Dataset records:
◇ ◇ ◇

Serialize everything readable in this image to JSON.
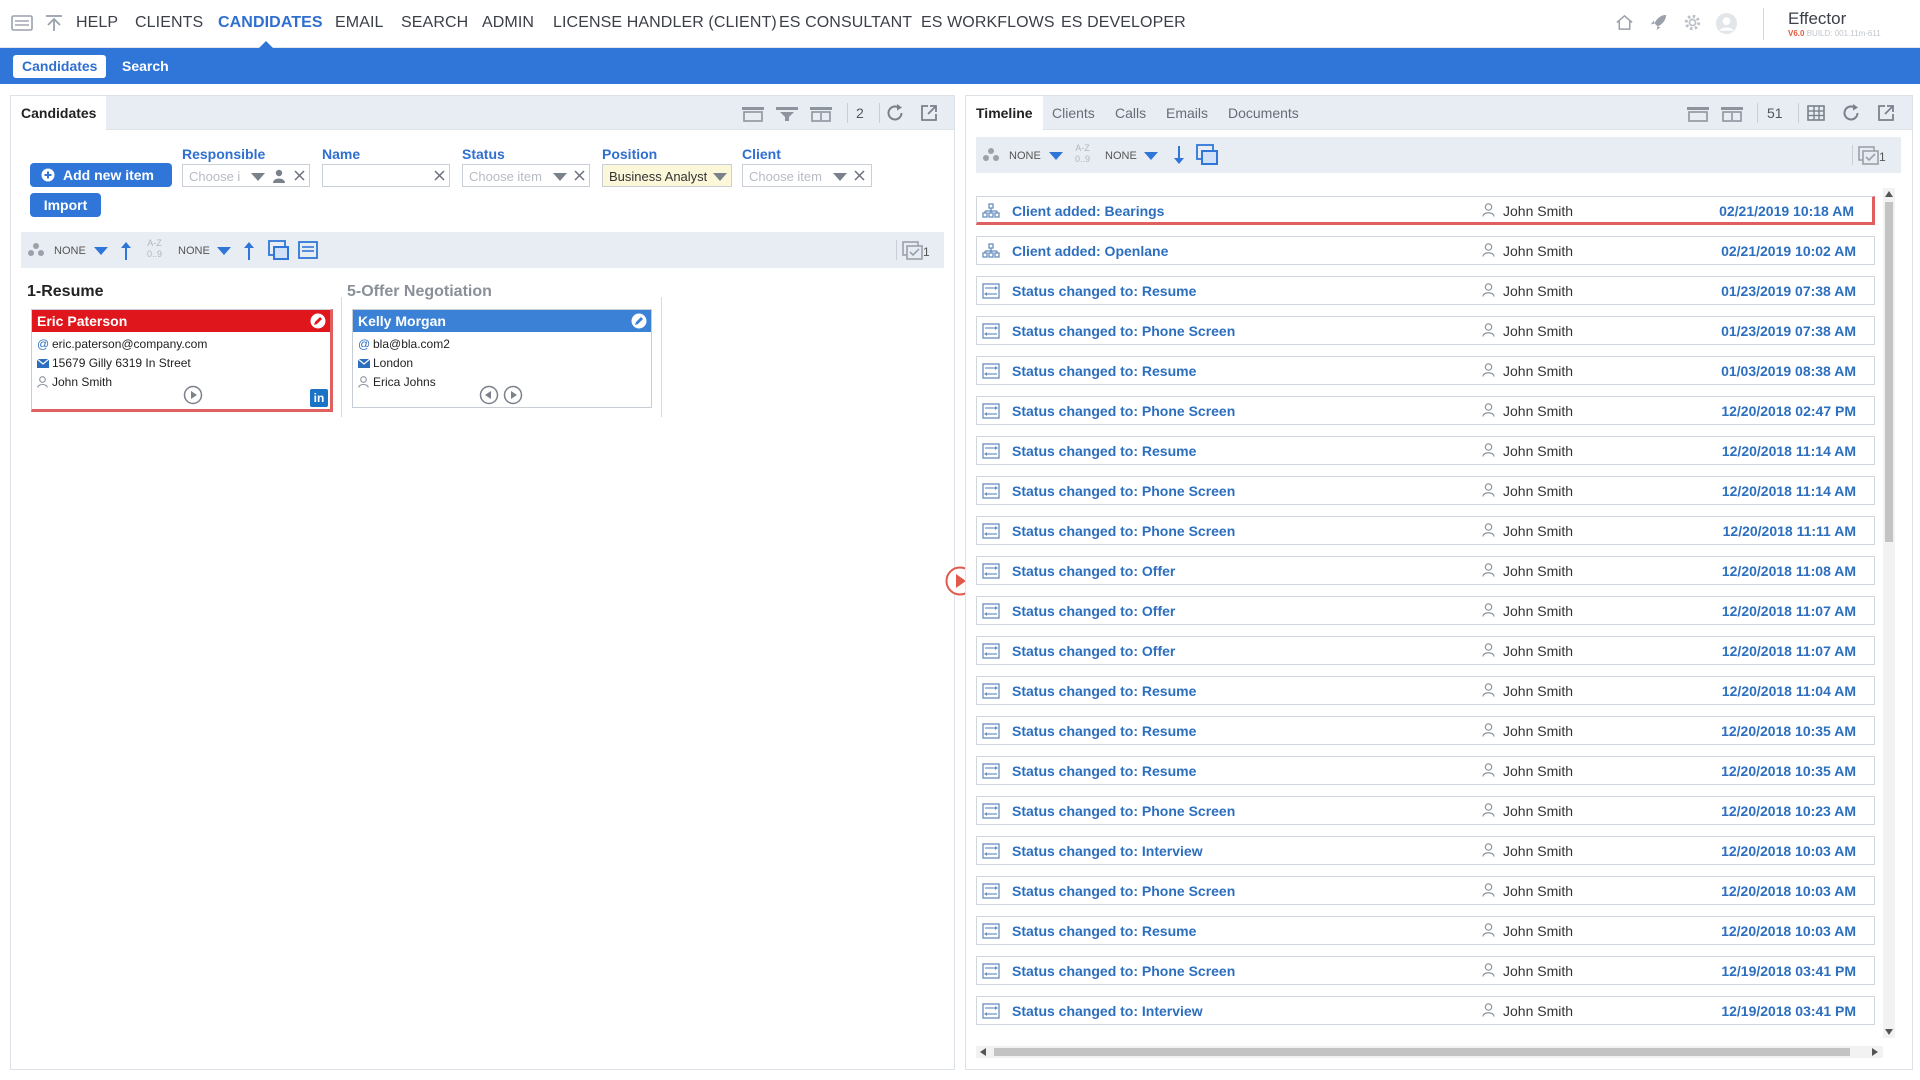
{
  "nav": {
    "items": [
      "HELP",
      "CLIENTS",
      "CANDIDATES",
      "EMAIL",
      "SEARCH",
      "ADMIN",
      "LICENSE HANDLER (CLIENT)",
      "ES CONSULTANT",
      "ES WORKFLOWS",
      "ES DEVELOPER"
    ],
    "active": "CANDIDATES",
    "brand": "Effector",
    "version_label": "V6.0",
    "build_label": "BUILD: 001.11m-611"
  },
  "subnav": {
    "tabs": [
      "Candidates",
      "Search"
    ],
    "active": "Candidates"
  },
  "left_panel": {
    "tab": "Candidates",
    "count": "2",
    "add_button": "Add new item",
    "import_button": "Import",
    "filters": {
      "responsible": {
        "label": "Responsible",
        "placeholder": "Choose i"
      },
      "name": {
        "label": "Name",
        "value": ""
      },
      "status": {
        "label": "Status",
        "placeholder": "Choose item"
      },
      "position": {
        "label": "Position",
        "value": "Business Analyst"
      },
      "client": {
        "label": "Client",
        "placeholder": "Choose item"
      }
    },
    "sortbar": {
      "group": "NONE",
      "sort": "NONE",
      "az_label": "A-Z",
      "num_label": "0..9",
      "count": "1"
    },
    "columns": [
      {
        "title": "1-Resume",
        "cards": [
          {
            "name": "Eric Paterson",
            "email": "eric.paterson@company.com",
            "address": "15679 Gilly 6319 In Street",
            "responsible": "John Smith",
            "linkedin_label": "in"
          }
        ]
      },
      {
        "title": "5-Offer Negotiation",
        "cards": [
          {
            "name": "Kelly Morgan",
            "email": "bla@bla.com2",
            "address": "London",
            "responsible": "Erica Johns"
          }
        ]
      }
    ]
  },
  "right_panel": {
    "tabs": [
      "Timeline",
      "Clients",
      "Calls",
      "Emails",
      "Documents"
    ],
    "active_tab": "Timeline",
    "count": "51",
    "sortbar": {
      "group": "NONE",
      "sort": "NONE",
      "az_label": "A-Z",
      "num_label": "0..9",
      "count": "1"
    },
    "timeline": [
      {
        "title": "Client added: Bearings",
        "user": "John Smith",
        "date": "02/21/2019 10:18 AM",
        "type": "client"
      },
      {
        "title": "Client added: Openlane",
        "user": "John Smith",
        "date": "02/21/2019 10:02 AM",
        "type": "client"
      },
      {
        "title": "Status changed to: Resume",
        "user": "John Smith",
        "date": "01/23/2019 07:38 AM",
        "type": "status"
      },
      {
        "title": "Status changed to: Phone Screen",
        "user": "John Smith",
        "date": "01/23/2019 07:38 AM",
        "type": "status"
      },
      {
        "title": "Status changed to: Resume",
        "user": "John Smith",
        "date": "01/03/2019 08:38 AM",
        "type": "status"
      },
      {
        "title": "Status changed to: Phone Screen",
        "user": "John Smith",
        "date": "12/20/2018 02:47 PM",
        "type": "status"
      },
      {
        "title": "Status changed to: Resume",
        "user": "John Smith",
        "date": "12/20/2018 11:14 AM",
        "type": "status"
      },
      {
        "title": "Status changed to: Phone Screen",
        "user": "John Smith",
        "date": "12/20/2018 11:14 AM",
        "type": "status"
      },
      {
        "title": "Status changed to: Phone Screen",
        "user": "John Smith",
        "date": "12/20/2018 11:11 AM",
        "type": "status"
      },
      {
        "title": "Status changed to: Offer",
        "user": "John Smith",
        "date": "12/20/2018 11:08 AM",
        "type": "status"
      },
      {
        "title": "Status changed to: Offer",
        "user": "John Smith",
        "date": "12/20/2018 11:07 AM",
        "type": "status"
      },
      {
        "title": "Status changed to: Offer",
        "user": "John Smith",
        "date": "12/20/2018 11:07 AM",
        "type": "status"
      },
      {
        "title": "Status changed to: Resume",
        "user": "John Smith",
        "date": "12/20/2018 11:04 AM",
        "type": "status"
      },
      {
        "title": "Status changed to: Resume",
        "user": "John Smith",
        "date": "12/20/2018 10:35 AM",
        "type": "status"
      },
      {
        "title": "Status changed to: Resume",
        "user": "John Smith",
        "date": "12/20/2018 10:35 AM",
        "type": "status"
      },
      {
        "title": "Status changed to: Phone Screen",
        "user": "John Smith",
        "date": "12/20/2018 10:23 AM",
        "type": "status"
      },
      {
        "title": "Status changed to: Interview",
        "user": "John Smith",
        "date": "12/20/2018 10:03 AM",
        "type": "status"
      },
      {
        "title": "Status changed to: Phone Screen",
        "user": "John Smith",
        "date": "12/20/2018 10:03 AM",
        "type": "status"
      },
      {
        "title": "Status changed to: Resume",
        "user": "John Smith",
        "date": "12/20/2018 10:03 AM",
        "type": "status"
      },
      {
        "title": "Status changed to: Phone Screen",
        "user": "John Smith",
        "date": "12/19/2018 03:41 PM",
        "type": "status"
      },
      {
        "title": "Status changed to: Interview",
        "user": "John Smith",
        "date": "12/19/2018 03:41 PM",
        "type": "status"
      }
    ]
  },
  "colors": {
    "primary": "#2f76d8",
    "link": "#2d6fbf",
    "card_red": "#e0161d",
    "card_blue": "#3b82d6",
    "highlight": "#e06060",
    "linkedin": "#1a73c4"
  },
  "icons": [
    "menu-icon",
    "upload-icon",
    "home-icon",
    "rocket-icon",
    "gear-icon",
    "avatar-icon",
    "plus-circle-icon",
    "refresh-icon",
    "external-link-icon",
    "filter-icon",
    "person-icon",
    "mail-icon",
    "at-icon",
    "play-circle-icon",
    "linkedin-icon",
    "edit-icon",
    "status-change-icon",
    "org-chart-icon",
    "table-icon",
    "collapse-arrow-icon"
  ]
}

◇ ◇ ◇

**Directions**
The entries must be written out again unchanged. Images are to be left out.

**Response for this exercise**
Serialize everything readable in this image to JSON.
{
  "nav": {
    "items": [
      "HELP",
      "CLIENTS",
      "CANDIDATES",
      "EMAIL",
      "SEARCH",
      "ADMIN",
      "LICENSE HANDLER (CLIENT)",
      "ES CONSULTANT",
      "ES WORKFLOWS",
      "ES DEVELOPER"
    ],
    "active": "CANDIDATES",
    "brand": "Effector",
    "version_label": "V6.0",
    "build_label": "BUILD: 001.11m-611"
  },
  "subnav": {
    "tabs": [
      "Candidates",
      "Search"
    ],
    "active": "Candidates"
  },
  "left_panel": {
    "tab": "Candidates",
    "count": "2",
    "add_button": "Add new item",
    "import_button": "Import",
    "filters": {
      "responsible": {
        "label": "Responsible",
        "placeholder": "Choose i"
      },
      "name": {
        "label": "Name",
        "value": ""
      },
      "status": {
        "label": "Status",
        "placeholder": "Choose item"
      },
      "position": {
        "label": "Position",
        "value": "Business Analyst"
      },
      "client": {
        "label": "Client",
        "placeholder": "Choose item"
      }
    },
    "sortbar": {
      "group": "NONE",
      "sort": "NONE",
      "az_label": "A-Z",
      "num_label": "0..9",
      "count": "1"
    },
    "columns": [
      {
        "title": "1-Resume",
        "cards": [
          {
            "name": "Eric Paterson",
            "email": "eric.paterson@company.com",
            "address": "15679 Gilly 6319 In Street",
            "responsible": "John Smith",
            "linkedin_label": "in"
          }
        ]
      },
      {
        "title": "5-Offer Negotiation",
        "cards": [
          {
            "name": "Kelly Morgan",
            "email": "bla@bla.com2",
            "address": "London",
            "responsible": "Erica Johns"
          }
        ]
      }
    ]
  },
  "right_panel": {
    "tabs": [
      "Timeline",
      "Clients",
      "Calls",
      "Emails",
      "Documents"
    ],
    "active_tab": "Timeline",
    "count": "51",
    "sortbar": {
      "group": "NONE",
      "sort": "NONE",
      "az_label": "A-Z",
      "num_label": "0..9",
      "count": "1"
    },
    "timeline": [
      {
        "title": "Client added: Bearings",
        "user": "John Smith",
        "date": "02/21/2019 10:18 AM",
        "type": "client"
      },
      {
        "title": "Client added: Openlane",
        "user": "John Smith",
        "date": "02/21/2019 10:02 AM",
        "type": "client"
      },
      {
        "title": "Status changed to: Resume",
        "user": "John Smith",
        "date": "01/23/2019 07:38 AM",
        "type": "status"
      },
      {
        "title": "Status changed to: Phone Screen",
        "user": "John Smith",
        "date": "01/23/2019 07:38 AM",
        "type": "status"
      },
      {
        "title": "Status changed to: Resume",
        "user": "John Smith",
        "date": "01/03/2019 08:38 AM",
        "type": "status"
      },
      {
        "title": "Status changed to: Phone Screen",
        "user": "John Smith",
        "date": "12/20/2018 02:47 PM",
        "type": "status"
      },
      {
        "title": "Status changed to: Resume",
        "user": "John Smith",
        "date": "12/20/2018 11:14 AM",
        "type": "status"
      },
      {
        "title": "Status changed to: Phone Screen",
        "user": "John Smith",
        "date": "12/20/2018 11:14 AM",
        "type": "status"
      },
      {
        "title": "Status changed to: Phone Screen",
        "user": "John Smith",
        "date": "12/20/2018 11:11 AM",
        "type": "status"
      },
      {
        "title": "Status changed to: Offer",
        "user": "John Smith",
        "date": "12/20/2018 11:08 AM",
        "type": "status"
      },
      {
        "title": "Status changed to: Offer",
        "user": "John Smith",
        "date": "12/20/2018 11:07 AM",
        "type": "status"
      },
      {
        "title": "Status changed to: Offer",
        "user": "John Smith",
        "date": "12/20/2018 11:07 AM",
        "type": "status"
      },
      {
        "title": "Status changed to: Resume",
        "user": "John Smith",
        "date": "12/20/2018 11:04 AM",
        "type": "status"
      },
      {
        "title": "Status changed to: Resume",
        "user": "John Smith",
        "date": "12/20/2018 10:35 AM",
        "type": "status"
      },
      {
        "title": "Status changed to: Resume",
        "user": "John Smith",
        "date": "12/20/2018 10:35 AM",
        "type": "status"
      },
      {
        "title": "Status changed to: Phone Screen",
        "user": "John Smith",
        "date": "12/20/2018 10:23 AM",
        "type": "status"
      },
      {
        "title": "Status changed to: Interview",
        "user": "John Smith",
        "date": "12/20/2018 10:03 AM",
        "type": "status"
      },
      {
        "title": "Status changed to: Phone Screen",
        "user": "John Smith",
        "date": "12/20/2018 10:03 AM",
        "type": "status"
      },
      {
        "title": "Status changed to: Resume",
        "user": "John Smith",
        "date": "12/20/2018 10:03 AM",
        "type": "status"
      },
      {
        "title": "Status changed to: Phone Screen",
        "user": "John Smith",
        "date": "12/19/2018 03:41 PM",
        "type": "status"
      },
      {
        "title": "Status changed to: Interview",
        "user": "John Smith",
        "date": "12/19/2018 03:41 PM",
        "type": "status"
      }
    ]
  },
  "colors": {
    "primary": "#2f76d8",
    "link": "#2d6fbf",
    "card_red": "#e0161d",
    "card_blue": "#3b82d6",
    "highlight": "#e06060",
    "linkedin": "#1a73c4"
  },
  "icons": [
    "menu-icon",
    "upload-icon",
    "home-icon",
    "rocket-icon",
    "gear-icon",
    "avatar-icon",
    "plus-circle-icon",
    "refresh-icon",
    "external-link-icon",
    "filter-icon",
    "person-icon",
    "mail-icon",
    "at-icon",
    "play-circle-icon",
    "linkedin-icon",
    "edit-icon",
    "status-change-icon",
    "org-chart-icon",
    "table-icon",
    "collapse-arrow-icon"
  ]
}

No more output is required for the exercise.